Directions for this task:
Check each line of the data below for the word "content", then extract the ones that have it.

(Supplied records Opens)

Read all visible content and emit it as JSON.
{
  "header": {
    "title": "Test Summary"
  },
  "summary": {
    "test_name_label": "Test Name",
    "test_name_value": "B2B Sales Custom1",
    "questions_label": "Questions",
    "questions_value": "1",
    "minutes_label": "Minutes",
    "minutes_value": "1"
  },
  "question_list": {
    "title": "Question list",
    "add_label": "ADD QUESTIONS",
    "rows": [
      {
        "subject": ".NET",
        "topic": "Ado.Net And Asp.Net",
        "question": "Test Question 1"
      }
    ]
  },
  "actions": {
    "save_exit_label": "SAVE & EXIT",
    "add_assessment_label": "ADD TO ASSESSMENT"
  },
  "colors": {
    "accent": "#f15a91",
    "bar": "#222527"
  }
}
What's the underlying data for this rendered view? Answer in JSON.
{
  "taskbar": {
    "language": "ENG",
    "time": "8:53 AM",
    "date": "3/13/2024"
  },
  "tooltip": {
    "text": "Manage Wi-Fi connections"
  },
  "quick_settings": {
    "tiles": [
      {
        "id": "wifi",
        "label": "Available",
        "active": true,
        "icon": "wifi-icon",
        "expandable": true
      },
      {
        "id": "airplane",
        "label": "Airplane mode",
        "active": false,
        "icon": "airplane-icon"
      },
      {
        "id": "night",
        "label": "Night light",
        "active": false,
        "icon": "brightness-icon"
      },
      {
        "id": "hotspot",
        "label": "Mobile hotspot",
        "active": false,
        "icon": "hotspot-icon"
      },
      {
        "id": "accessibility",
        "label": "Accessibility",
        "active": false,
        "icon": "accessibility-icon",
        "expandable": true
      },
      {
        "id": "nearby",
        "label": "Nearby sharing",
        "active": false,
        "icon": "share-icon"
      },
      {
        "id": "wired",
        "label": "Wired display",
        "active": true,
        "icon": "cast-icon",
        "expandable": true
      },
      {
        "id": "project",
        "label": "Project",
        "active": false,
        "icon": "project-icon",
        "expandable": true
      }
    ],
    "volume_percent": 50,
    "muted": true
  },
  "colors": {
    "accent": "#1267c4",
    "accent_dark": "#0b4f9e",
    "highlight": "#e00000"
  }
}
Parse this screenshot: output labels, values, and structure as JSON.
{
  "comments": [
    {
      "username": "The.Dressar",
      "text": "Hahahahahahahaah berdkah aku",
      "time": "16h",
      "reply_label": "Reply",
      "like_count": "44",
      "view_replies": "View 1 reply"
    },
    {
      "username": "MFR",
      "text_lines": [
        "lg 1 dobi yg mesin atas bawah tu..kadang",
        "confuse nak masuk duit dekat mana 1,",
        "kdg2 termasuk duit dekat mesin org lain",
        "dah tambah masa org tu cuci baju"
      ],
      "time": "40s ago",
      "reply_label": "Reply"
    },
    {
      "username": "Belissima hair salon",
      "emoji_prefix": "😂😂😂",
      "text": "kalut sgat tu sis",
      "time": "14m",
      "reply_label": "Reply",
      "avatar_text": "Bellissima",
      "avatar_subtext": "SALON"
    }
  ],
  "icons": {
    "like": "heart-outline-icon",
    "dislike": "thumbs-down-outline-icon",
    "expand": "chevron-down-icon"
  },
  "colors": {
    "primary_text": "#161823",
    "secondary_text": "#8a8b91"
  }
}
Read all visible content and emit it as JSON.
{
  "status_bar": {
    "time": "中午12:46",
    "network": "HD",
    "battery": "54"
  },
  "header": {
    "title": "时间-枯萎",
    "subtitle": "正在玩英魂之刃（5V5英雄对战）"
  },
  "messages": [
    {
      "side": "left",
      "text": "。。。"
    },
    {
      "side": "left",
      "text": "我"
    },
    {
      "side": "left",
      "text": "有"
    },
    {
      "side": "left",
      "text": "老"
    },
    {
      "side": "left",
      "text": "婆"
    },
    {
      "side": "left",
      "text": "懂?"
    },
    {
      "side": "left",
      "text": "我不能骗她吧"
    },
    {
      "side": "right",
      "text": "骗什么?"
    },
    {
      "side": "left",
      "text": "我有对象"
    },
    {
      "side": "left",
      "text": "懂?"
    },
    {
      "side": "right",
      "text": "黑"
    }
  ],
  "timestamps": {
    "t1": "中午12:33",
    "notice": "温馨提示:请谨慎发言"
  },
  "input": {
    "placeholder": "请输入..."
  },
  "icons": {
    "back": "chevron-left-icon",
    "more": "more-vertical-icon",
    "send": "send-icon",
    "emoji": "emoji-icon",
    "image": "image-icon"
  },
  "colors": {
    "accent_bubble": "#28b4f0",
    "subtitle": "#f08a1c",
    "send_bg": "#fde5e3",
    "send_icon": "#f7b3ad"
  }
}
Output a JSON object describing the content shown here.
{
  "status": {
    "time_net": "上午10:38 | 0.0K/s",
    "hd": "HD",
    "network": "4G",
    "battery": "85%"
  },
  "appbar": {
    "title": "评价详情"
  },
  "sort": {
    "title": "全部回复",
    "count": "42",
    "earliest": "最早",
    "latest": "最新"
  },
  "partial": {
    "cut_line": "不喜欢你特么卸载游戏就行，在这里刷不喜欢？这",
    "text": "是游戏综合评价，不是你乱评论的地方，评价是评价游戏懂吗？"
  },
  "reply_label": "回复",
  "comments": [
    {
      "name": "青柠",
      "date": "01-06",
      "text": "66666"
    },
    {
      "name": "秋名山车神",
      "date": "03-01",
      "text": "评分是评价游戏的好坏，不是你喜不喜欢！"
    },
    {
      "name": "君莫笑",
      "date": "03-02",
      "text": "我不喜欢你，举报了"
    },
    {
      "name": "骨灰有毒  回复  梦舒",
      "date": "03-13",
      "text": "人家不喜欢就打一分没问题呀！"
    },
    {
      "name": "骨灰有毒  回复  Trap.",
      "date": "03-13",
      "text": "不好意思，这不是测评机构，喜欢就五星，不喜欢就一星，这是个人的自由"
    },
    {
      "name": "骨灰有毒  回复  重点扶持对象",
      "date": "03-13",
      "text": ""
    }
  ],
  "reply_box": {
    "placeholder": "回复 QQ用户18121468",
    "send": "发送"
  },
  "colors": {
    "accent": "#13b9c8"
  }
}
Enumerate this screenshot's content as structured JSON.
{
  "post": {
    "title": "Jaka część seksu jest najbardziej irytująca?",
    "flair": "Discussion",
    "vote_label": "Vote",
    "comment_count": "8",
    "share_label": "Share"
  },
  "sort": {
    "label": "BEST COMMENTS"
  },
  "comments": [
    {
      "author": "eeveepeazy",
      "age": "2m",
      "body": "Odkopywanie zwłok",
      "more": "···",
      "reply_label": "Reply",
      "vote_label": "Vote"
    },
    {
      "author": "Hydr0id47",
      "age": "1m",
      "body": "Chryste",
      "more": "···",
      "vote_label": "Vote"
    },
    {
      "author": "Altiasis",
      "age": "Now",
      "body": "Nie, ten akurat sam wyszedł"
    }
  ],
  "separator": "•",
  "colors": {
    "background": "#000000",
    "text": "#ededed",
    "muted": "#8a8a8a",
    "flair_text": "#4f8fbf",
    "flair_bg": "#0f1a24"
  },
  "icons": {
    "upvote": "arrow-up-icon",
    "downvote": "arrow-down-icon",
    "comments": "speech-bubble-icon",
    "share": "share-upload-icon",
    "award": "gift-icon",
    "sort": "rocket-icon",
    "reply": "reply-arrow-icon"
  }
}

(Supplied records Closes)

Answer box:
Read all visible content and emit it as JSON.
Read all visible content and emit it as JSON.
Output a JSON object describing the content shown here.
Enumerate this screenshot's content as structured JSON.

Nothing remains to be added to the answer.